Photo by stevendepolo/FlickrCC
I'm a sucker for catalogs. I'll pick up the mail and flip through Patagonia on the way up the stairs; I'll spread Sur La Table across the counter while my breakfast is toasting. Sporty style and a gourmet kitchen, in full glossy color. Look!
But so many pages of outerwear and cookware, with their absurd sales pitches, cannot compare with catalogs of seeds. Never mind fleece in shades of cantaloupe or eggplant; you can grow the fruits and vegetables themselves. Over the holidays, I canceled or recycled all of our catalogs but two, which I took with me on trips home and other visits. Southern Exposure Seed Exchange features neat drawings (like gnomes schlepping peppers) throughout its alphabetical listings of everything from artichokes to watermelon. And Seed Savers Exchange displays vibrant, mouth-watering photos of corn, tomatoes, and dozens of other crops. Beautiful, bountiful harvests, only months away! I thumbed through feeling hungry and hopeful. Both Southern Exposure, a cooperative, and Seed Savers, a nonprofit, promote biodiversity and heirloom varieties and proscribe genetic engineering.
Unfortunately, I had no land. I'd just spent the summer and fall on a farm in central Virginia, and back in Washington, D.C., I was looking for places to grow food. The tiny, probably contaminated plot in front of my row house? A community garden, with its ages-long waiting list? An empty lot on N Street? Nothing was too promising.
Then, in late December, I forwarded my boyfriend, Daniel, a Washington Post article on area schools' greening projects, including the efforts of the Bullis School, which he had attended, to serve locally produced food. He emailed the school expressing interest, and two weeks later we were there, with the business officer and head of school, making plans for a vegetable garden. They already had four raised growing beds, each 50 feet long, for teachers, and we could use two. Also—land!—the school could fence in a 250-square-foot plot. We'd grow for the cafeteria, focusing on spring and fall crops, and hope that students would visit. Not quite the Edible Schoolyard, but maybe something like it.

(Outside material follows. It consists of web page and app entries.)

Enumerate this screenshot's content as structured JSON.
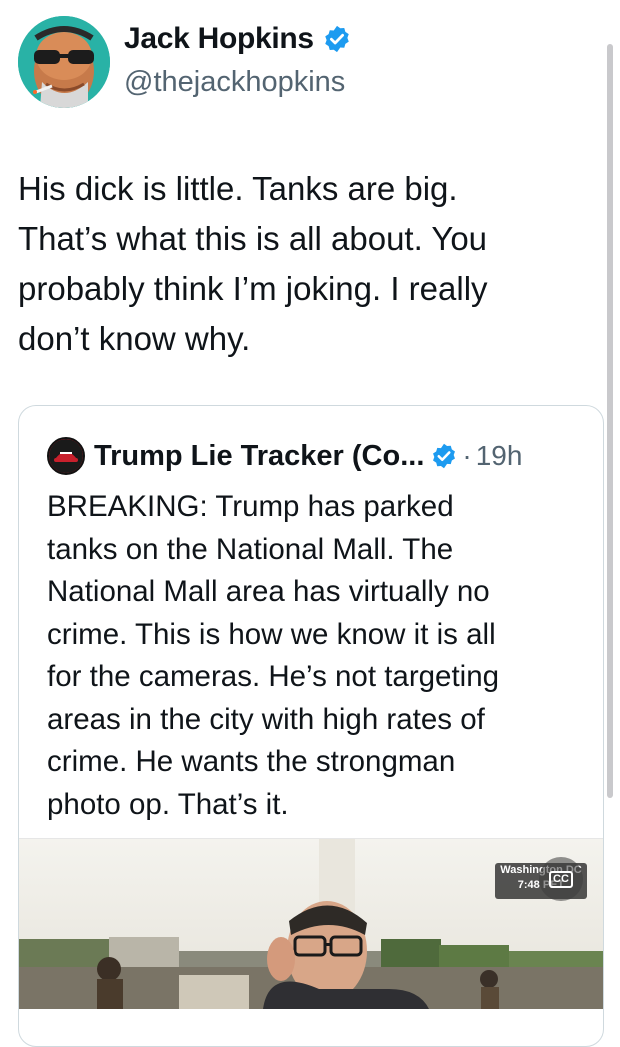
{
  "tweet": {
    "author_name": "Jack Hopkins",
    "author_handle": "@thejackhopkins",
    "text": "His dick is little. Tanks are big.\nThat’s what this is all about. You\nprobably think I’m joking. I really\ndon’t know why."
  },
  "quoted_tweet": {
    "author_name": "Trump Lie Tracker (Co...",
    "separator": "·",
    "time": "19h",
    "text": "BREAKING: Trump has parked\ntanks on the National Mall. The\nNational Mall area has virtually no\ncrime. This is how we know it is all\nfor the cameras. He’s not targeting\nareas in the city with high rates of\ncrime. He wants the strongman\nphoto op. That’s it.",
    "video": {
      "watermark_line1": "Washington DC",
      "watermark_line2": "7:48 PET",
      "cc_label": "CC"
    }
  },
  "icons": {
    "verified": "verified-badge-icon",
    "cc": "closed-captions-icon"
  },
  "colors": {
    "verified_blue": "#1d9bf0",
    "text": "#0f1419",
    "secondary_text": "#536471",
    "border": "#cfd9de"
  }
}
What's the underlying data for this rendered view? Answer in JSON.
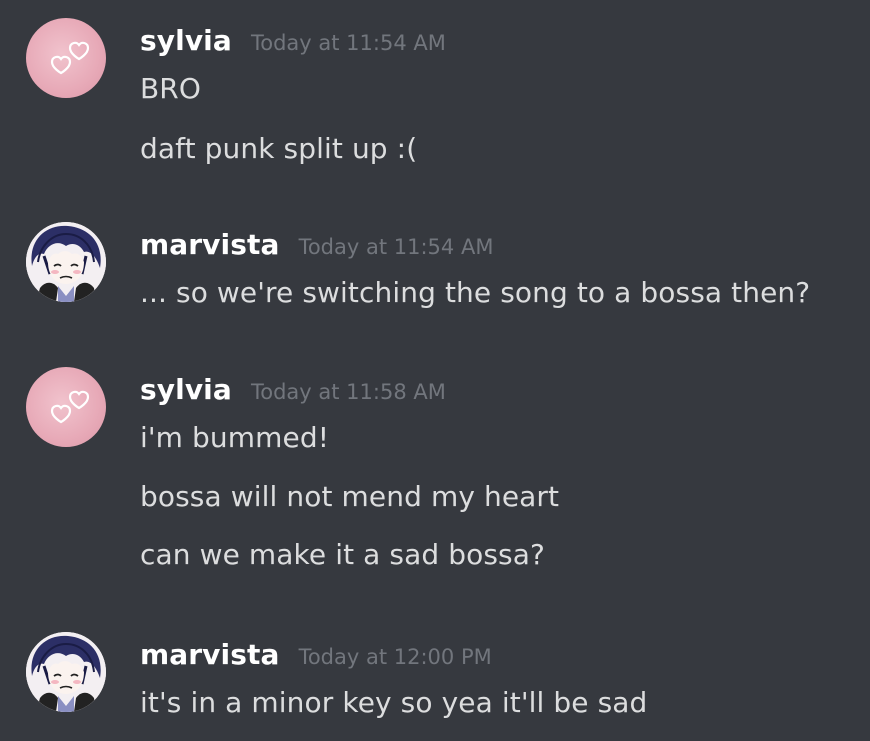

And so I started ogling seeds with purpose. One Monday, Daniel and I took over a bookstore table, strewing it with catalogs and seeding schedules. We considered weather and timing (Washington isn't quite "coast" or "inland plains") and carefully drew maps of our garden beds and plot, to scale. We grouped plant families together, so in future seasons we or others could try to manage pests, diseases, and soil fertility through crop rotations. As the hours rolled by, we kept consulting that trusty manual, The New Organic Grower, by Eliot Coleman.
We paged through the catalogs again and again. Carwile's Virginia Peanuts, it turned out, had been given by a traveler to an eight-year-old boy around 1910. St. Valery carrots, sweet and tender, dated back to 1880s France. Black Mexican corn was derived from an Iroquois variety. And the tomatoes—oh, the tomatoes. The pages of delicious descriptions were so tempting that in order to keep from getting overwhelmed or carried away, I had to stop. Close the catalog. Take a deep breath. OK. No more than four large varieties and two cherries. When we flipped through again, we picked, among others, my beloved Brandywine and the irresistibly curious Radiator Charlie's Mortgage Lifter. Southern Exposure described the legend of a 1930s West Virginia radiator repairman, M.C. Byles, with four big old tomato varieties and a baby's ear syringe, patiently cross-pollinating.
We proposed our list to the food-service manager at Bullis, who said she could use just about everything except summer squash and kale. Really, kids, no kale? Not even the First Lady's favorite, delicious Lacinato? Apparently not. Still, we'll grow some of our crops in novelty quantities, to get students' attention. The peanuts, for example, and soybeans (Daniel wants to make soy milk). And marvelous fractal Romanesco broccoli. And horned melons. No tobacco or cannabis. But artichokes.
The seeds are in the mail, and I'm eagerly awaiting them. In the next few weeks—if it stops snowing—we'll direct seed some crops. Others we'll let germinate in black plastic flats, under florescent grow lights on the third floor of the school's administration building. By May, with any luck, the cafeteria's salad bar will look as luscious as the catalogs.